Recorded data
-------
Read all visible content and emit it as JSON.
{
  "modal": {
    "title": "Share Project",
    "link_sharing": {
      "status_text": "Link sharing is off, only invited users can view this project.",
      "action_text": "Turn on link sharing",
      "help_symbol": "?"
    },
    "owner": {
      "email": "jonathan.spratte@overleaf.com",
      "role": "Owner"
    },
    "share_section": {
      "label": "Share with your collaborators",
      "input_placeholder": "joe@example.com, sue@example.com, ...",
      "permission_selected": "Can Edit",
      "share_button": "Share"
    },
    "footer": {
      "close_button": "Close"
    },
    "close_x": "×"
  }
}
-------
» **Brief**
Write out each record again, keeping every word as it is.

» **Answer for this exercise**
Read all visible content and emit it as JSON.
{
  "modal": {
    "title": "Share Project",
    "link_sharing": {
      "status_text": "Link sharing is off, only invited users can view this project.",
      "action_text": "Turn on link sharing",
      "help_symbol": "?"
    },
    "owner": {
      "email": "jonathan.spratte@overleaf.com",
      "role": "Owner"
    },
    "share_section": {
      "label": "Share with your collaborators",
      "input_placeholder": "joe@example.com, sue@example.com, ...",
      "permission_selected": "Can Edit",
      "share_button": "Share"
    },
    "footer": {
      "close_button": "Close"
    },
    "close_x": "×"
  }
}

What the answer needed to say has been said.